◆ TRY IT
Report the lines of the material that carry the string "スキルアップ".

◆ INFORMATION SHOWN
◇ ◇ ◇ ◇ ◇ ◇ ◇
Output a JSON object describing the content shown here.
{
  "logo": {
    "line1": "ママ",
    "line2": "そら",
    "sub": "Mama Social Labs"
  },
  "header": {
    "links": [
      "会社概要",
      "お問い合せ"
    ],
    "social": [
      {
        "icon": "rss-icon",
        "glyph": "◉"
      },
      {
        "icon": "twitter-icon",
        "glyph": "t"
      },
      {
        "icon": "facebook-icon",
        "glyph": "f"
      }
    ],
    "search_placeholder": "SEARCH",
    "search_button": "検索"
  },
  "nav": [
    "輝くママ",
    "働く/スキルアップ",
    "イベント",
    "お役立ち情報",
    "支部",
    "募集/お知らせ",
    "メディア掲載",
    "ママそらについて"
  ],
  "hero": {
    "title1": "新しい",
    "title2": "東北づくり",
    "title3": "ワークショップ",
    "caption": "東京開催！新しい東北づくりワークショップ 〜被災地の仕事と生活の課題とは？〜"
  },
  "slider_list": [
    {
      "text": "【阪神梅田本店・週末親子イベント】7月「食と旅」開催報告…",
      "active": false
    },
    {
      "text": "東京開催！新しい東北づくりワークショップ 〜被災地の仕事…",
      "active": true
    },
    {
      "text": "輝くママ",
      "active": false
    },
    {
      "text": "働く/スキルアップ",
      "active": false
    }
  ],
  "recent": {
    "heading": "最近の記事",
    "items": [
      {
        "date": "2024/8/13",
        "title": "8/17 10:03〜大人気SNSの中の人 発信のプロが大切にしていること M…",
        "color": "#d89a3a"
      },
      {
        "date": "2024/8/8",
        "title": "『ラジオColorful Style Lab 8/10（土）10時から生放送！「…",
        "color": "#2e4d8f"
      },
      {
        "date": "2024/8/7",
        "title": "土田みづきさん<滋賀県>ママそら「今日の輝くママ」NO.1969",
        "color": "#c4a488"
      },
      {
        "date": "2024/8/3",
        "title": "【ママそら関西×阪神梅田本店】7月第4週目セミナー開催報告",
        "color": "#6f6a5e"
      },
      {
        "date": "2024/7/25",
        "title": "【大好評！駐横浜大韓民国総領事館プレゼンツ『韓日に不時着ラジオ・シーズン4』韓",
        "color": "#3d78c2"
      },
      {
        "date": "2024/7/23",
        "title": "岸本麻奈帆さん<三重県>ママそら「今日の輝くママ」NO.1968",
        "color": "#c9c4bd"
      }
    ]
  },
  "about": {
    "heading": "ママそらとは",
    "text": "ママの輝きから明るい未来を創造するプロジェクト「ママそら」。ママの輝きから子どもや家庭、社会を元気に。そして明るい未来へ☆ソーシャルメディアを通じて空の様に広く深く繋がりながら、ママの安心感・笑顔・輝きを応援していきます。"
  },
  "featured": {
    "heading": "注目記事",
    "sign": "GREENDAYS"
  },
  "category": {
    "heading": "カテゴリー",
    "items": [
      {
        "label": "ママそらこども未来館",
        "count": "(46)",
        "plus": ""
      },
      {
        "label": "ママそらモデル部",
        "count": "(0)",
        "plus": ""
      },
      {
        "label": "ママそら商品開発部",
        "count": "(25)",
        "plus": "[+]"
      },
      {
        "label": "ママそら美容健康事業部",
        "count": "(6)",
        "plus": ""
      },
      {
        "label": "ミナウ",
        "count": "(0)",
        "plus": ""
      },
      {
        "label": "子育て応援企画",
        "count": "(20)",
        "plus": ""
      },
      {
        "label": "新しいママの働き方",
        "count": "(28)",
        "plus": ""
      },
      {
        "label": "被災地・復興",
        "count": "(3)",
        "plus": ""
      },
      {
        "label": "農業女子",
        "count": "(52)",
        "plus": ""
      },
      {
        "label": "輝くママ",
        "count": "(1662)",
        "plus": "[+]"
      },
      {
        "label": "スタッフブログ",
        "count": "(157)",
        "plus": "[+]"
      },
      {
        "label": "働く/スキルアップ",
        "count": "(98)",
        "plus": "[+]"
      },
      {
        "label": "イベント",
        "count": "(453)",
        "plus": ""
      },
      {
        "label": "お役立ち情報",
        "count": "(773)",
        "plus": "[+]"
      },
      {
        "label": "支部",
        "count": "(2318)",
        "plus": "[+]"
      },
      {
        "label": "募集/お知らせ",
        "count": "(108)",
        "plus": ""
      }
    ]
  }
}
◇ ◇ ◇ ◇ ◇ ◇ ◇
◆ RESPONSE BOX
    "働く/スキルアップ",
      "text": "働く/スキルアップ",
        "label": "働く/スキルアップ",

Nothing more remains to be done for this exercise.